Your sleep counsellor will make contact with you, and arrange follow up sessions to monitor progress. They may work alone, or in a pair.
First, check our map of services to find out if there is a sleep counsellor working in your area.
Sleep counsellors are trained by Sleep Scotland, but don’t work for us. This means they all have their own criteria for the children they are able to work with, so check the referral criteria for each one. The map also explains how to make a referral in your area.
In your first session, the sleep counsellor will take a sleep history. This will include, for example, questions about evening and daytime routines, what your child’s bedroom is like, and night-time behaviour. They may also ask you to keep sleep diaries. All of this helps give a full overview of the existing sleep problem and how best to support your family. This first session may take up to 1.5 hours.
The sleep counsellor will put together a sleep plan for you: this is always tailored around your child and their individual situation. Our sleep counsellors are trained to support parents and carers by giving them specific, tried and tested behavioural and cognitive techniques to adapt their child’s night-time behaviour.
The sleep counsellor will continue to check in with you regularly, either in a meeting or over the phone, to monitor how things are going, and help with any problems that come up. Further sessions with your sleep counsellor will usually be shorter, 30 to 60 minutes, and they may offer a home visit as part of the programme.

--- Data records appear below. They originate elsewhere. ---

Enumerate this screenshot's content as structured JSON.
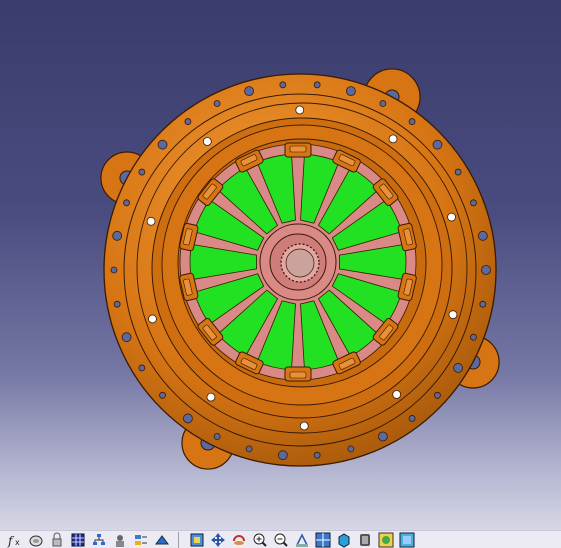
{
  "viewport": {
    "model": "clutch-pressure-plate-assembly",
    "background_top": "#3a3c6c",
    "background_bottom": "#d6d7e6"
  },
  "colors": {
    "housing": "#d77514",
    "housing_dark": "#8a4706",
    "edge_lines": "#3a1a00",
    "diaphragm_fingers": "#22e022",
    "hub": "#d98a86",
    "holes": "#5a6aa0"
  },
  "toolbar": {
    "buttons": [
      {
        "id": "formula",
        "icon": "fx-icon"
      },
      {
        "id": "catalog",
        "icon": "catalog-icon"
      },
      {
        "id": "hide-show",
        "icon": "lock-icon"
      },
      {
        "id": "table",
        "icon": "table-icon"
      },
      {
        "id": "tree",
        "icon": "tree-icon"
      },
      {
        "id": "measure",
        "icon": "measure-icon"
      },
      {
        "id": "parameters",
        "icon": "parameters-icon"
      },
      {
        "id": "fly",
        "icon": "fly-icon"
      },
      {
        "id": "fit-all",
        "icon": "fit-all-icon"
      },
      {
        "id": "pan",
        "icon": "pan-icon"
      },
      {
        "id": "rotate",
        "icon": "rotate-icon"
      },
      {
        "id": "zoom-in",
        "icon": "zoom-in-icon"
      },
      {
        "id": "zoom-out",
        "icon": "zoom-out-icon"
      },
      {
        "id": "normal-view",
        "icon": "normal-view-icon"
      },
      {
        "id": "multi-view",
        "icon": "multi-view-icon"
      },
      {
        "id": "iso-view",
        "icon": "iso-view-icon"
      },
      {
        "id": "shading",
        "icon": "shading-icon"
      },
      {
        "id": "hide",
        "icon": "hide-icon"
      },
      {
        "id": "swap",
        "icon": "swap-icon"
      }
    ]
  }
}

It’s not usually necessary to bring your child along to the sessions — the sleep counsellor will discuss with you if and when they should meet your child.
Sleep counsellors often have waiting lists, and there may be a delay before they’re able to start work with you. If this is the case, families living in Scotland can also contact our Sleep Support Line for short-term telephone support in the meantime.